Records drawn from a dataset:
◇ ◇ ◇ ◇ ◇

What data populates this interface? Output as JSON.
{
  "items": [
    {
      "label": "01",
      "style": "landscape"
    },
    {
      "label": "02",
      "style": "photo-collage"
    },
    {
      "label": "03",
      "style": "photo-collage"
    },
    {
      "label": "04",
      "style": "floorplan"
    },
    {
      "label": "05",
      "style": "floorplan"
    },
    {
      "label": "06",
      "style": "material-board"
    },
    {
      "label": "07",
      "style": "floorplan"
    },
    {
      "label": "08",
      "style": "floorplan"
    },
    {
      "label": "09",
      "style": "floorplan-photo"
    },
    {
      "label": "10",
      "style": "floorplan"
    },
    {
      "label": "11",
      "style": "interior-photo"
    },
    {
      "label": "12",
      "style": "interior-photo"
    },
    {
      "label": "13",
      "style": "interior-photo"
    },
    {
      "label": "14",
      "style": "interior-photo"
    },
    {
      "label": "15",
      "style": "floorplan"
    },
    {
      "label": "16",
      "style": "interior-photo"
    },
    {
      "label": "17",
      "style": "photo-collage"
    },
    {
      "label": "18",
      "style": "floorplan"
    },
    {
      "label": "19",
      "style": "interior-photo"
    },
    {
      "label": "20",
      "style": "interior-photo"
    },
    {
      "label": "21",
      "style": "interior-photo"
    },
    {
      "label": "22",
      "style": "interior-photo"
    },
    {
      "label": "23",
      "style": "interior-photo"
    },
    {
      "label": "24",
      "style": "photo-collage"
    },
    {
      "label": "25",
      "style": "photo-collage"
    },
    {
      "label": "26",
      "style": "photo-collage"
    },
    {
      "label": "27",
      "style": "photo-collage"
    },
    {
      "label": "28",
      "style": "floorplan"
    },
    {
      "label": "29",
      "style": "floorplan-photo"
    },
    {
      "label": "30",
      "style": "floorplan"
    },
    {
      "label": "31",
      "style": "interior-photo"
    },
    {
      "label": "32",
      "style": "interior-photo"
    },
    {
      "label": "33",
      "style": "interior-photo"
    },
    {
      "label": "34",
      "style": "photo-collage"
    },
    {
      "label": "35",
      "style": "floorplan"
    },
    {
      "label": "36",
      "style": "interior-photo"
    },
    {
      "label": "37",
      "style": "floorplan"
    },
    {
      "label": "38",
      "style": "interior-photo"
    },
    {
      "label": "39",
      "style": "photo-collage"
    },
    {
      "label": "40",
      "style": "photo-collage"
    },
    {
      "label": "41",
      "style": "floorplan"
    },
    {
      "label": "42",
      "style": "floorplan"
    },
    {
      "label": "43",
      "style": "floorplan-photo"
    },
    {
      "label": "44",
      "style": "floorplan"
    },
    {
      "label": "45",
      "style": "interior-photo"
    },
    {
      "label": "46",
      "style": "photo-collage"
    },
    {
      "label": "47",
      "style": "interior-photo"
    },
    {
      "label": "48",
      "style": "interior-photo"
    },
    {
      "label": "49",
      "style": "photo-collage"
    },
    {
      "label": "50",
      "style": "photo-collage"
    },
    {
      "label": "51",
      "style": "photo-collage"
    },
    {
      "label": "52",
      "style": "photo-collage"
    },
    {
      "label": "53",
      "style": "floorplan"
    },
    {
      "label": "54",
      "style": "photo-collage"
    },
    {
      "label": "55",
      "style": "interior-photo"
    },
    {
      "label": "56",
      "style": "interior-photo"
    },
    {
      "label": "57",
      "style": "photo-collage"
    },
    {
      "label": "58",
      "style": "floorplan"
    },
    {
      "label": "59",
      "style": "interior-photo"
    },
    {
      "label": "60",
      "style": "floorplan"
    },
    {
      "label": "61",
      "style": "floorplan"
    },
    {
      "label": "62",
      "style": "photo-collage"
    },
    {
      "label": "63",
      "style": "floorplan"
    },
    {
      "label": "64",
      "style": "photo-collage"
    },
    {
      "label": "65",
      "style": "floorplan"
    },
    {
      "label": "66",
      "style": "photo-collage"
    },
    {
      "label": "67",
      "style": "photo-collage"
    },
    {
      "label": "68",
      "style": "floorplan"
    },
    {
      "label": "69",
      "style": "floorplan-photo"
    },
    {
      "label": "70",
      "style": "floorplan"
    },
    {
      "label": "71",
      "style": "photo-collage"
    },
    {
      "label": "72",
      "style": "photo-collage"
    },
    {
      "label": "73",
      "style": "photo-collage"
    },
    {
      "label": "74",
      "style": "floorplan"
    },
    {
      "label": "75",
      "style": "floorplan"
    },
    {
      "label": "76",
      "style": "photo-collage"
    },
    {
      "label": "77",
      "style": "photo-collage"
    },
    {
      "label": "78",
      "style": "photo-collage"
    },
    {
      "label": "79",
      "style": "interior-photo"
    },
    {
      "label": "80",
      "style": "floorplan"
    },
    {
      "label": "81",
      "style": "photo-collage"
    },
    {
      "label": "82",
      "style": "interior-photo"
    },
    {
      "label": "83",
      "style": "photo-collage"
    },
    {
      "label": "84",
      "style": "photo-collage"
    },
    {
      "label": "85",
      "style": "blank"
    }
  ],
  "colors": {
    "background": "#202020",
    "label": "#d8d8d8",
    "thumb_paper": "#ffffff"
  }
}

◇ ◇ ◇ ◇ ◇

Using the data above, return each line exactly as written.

SOLUTION:
What data populates this interface? Output as JSON.
{
  "items": [
    {
      "label": "01",
      "style": "landscape"
    },
    {
      "label": "02",
      "style": "photo-collage"
    },
    {
      "label": "03",
      "style": "photo-collage"
    },
    {
      "label": "04",
      "style": "floorplan"
    },
    {
      "label": "05",
      "style": "floorplan"
    },
    {
      "label": "06",
      "style": "material-board"
    },
    {
      "label": "07",
      "style": "floorplan"
    },
    {
      "label": "08",
      "style": "floorplan"
    },
    {
      "label": "09",
      "style": "floorplan-photo"
    },
    {
      "label": "10",
      "style": "floorplan"
    },
    {
      "label": "11",
      "style": "interior-photo"
    },
    {
      "label": "12",
      "style": "interior-photo"
    },
    {
      "label": "13",
      "style": "interior-photo"
    },
    {
      "label": "14",
      "style": "interior-photo"
    },
    {
      "label": "15",
      "style": "floorplan"
    },
    {
      "label": "16",
      "style": "interior-photo"
    },
    {
      "label": "17",
      "style": "photo-collage"
    },
    {
      "label": "18",
      "style": "floorplan"
    },
    {
      "label": "19",
      "style": "interior-photo"
    },
    {
      "label": "20",
      "style": "interior-photo"
    },
    {
      "label": "21",
      "style": "interior-photo"
    },
    {
      "label": "22",
      "style": "interior-photo"
    },
    {
      "label": "23",
      "style": "interior-photo"
    },
    {
      "label": "24",
      "style": "photo-collage"
    },
    {
      "label": "25",
      "style": "photo-collage"
    },
    {
      "label": "26",
      "style": "photo-collage"
    },
    {
      "label": "27",
      "style": "photo-collage"
    },
    {
      "label": "28",
      "style": "floorplan"
    },
    {
      "label": "29",
      "style": "floorplan-photo"
    },
    {
      "label": "30",
      "style": "floorplan"
    },
    {
      "label": "31",
      "style": "interior-photo"
    },
    {
      "label": "32",
      "style": "interior-photo"
    },
    {
      "label": "33",
      "style": "interior-photo"
    },
    {
      "label": "34",
      "style": "photo-collage"
    },
    {
      "label": "35",
      "style": "floorplan"
    },
    {
      "label": "36",
      "style": "interior-photo"
    },
    {
      "label": "37",
      "style": "floorplan"
    },
    {
      "label": "38",
      "style": "interior-photo"
    },
    {
      "label": "39",
      "style": "photo-collage"
    },
    {
      "label": "40",
      "style": "photo-collage"
    },
    {
      "label": "41",
      "style": "floorplan"
    },
    {
      "label": "42",
      "style": "floorplan"
    },
    {
      "label": "43",
      "style": "floorplan-photo"
    },
    {
      "label": "44",
      "style": "floorplan"
    },
    {
      "label": "45",
      "style": "interior-photo"
    },
    {
      "label": "46",
      "style": "photo-collage"
    },
    {
      "label": "47",
      "style": "interior-photo"
    },
    {
      "label": "48",
      "style": "interior-photo"
    },
    {
      "label": "49",
      "style": "photo-collage"
    },
    {
      "label": "50",
      "style": "photo-collage"
    },
    {
      "label": "51",
      "style": "photo-collage"
    },
    {
      "label": "52",
      "style": "photo-collage"
    },
    {
      "label": "53",
      "style": "floorplan"
    },
    {
      "label": "54",
      "style": "photo-collage"
    },
    {
      "label": "55",
      "style": "interior-photo"
    },
    {
      "label": "56",
      "style": "interior-photo"
    },
    {
      "label": "57",
      "style": "photo-collage"
    },
    {
      "label": "58",
      "style": "floorplan"
    },
    {
      "label": "59",
      "style": "interior-photo"
    },
    {
      "label": "60",
      "style": "floorplan"
    },
    {
      "label": "61",
      "style": "floorplan"
    },
    {
      "label": "62",
      "style": "photo-collage"
    },
    {
      "label": "63",
      "style": "floorplan"
    },
    {
      "label": "64",
      "style": "photo-collage"
    },
    {
      "label": "65",
      "style": "floorplan"
    },
    {
      "label": "66",
      "style": "photo-collage"
    },
    {
      "label": "67",
      "style": "photo-collage"
    },
    {
      "label": "68",
      "style": "floorplan"
    },
    {
      "label": "69",
      "style": "floorplan-photo"
    },
    {
      "label": "70",
      "style": "floorplan"
    },
    {
      "label": "71",
      "style": "photo-collage"
    },
    {
      "label": "72",
      "style": "photo-collage"
    },
    {
      "label": "73",
      "style": "photo-collage"
    },
    {
      "label": "74",
      "style": "floorplan"
    },
    {
      "label": "75",
      "style": "floorplan"
    },
    {
      "label": "76",
      "style": "photo-collage"
    },
    {
      "label": "77",
      "style": "photo-collage"
    },
    {
      "label": "78",
      "style": "photo-collage"
    },
    {
      "label": "79",
      "style": "interior-photo"
    },
    {
      "label": "80",
      "style": "floorplan"
    },
    {
      "label": "81",
      "style": "photo-collage"
    },
    {
      "label": "82",
      "style": "interior-photo"
    },
    {
      "label": "83",
      "style": "photo-collage"
    },
    {
      "label": "84",
      "style": "photo-collage"
    },
    {
      "label": "85",
      "style": "blank"
    }
  ],
  "colors": {
    "background": "#202020",
    "label": "#d8d8d8",
    "thumb_paper": "#ffffff"
  }
}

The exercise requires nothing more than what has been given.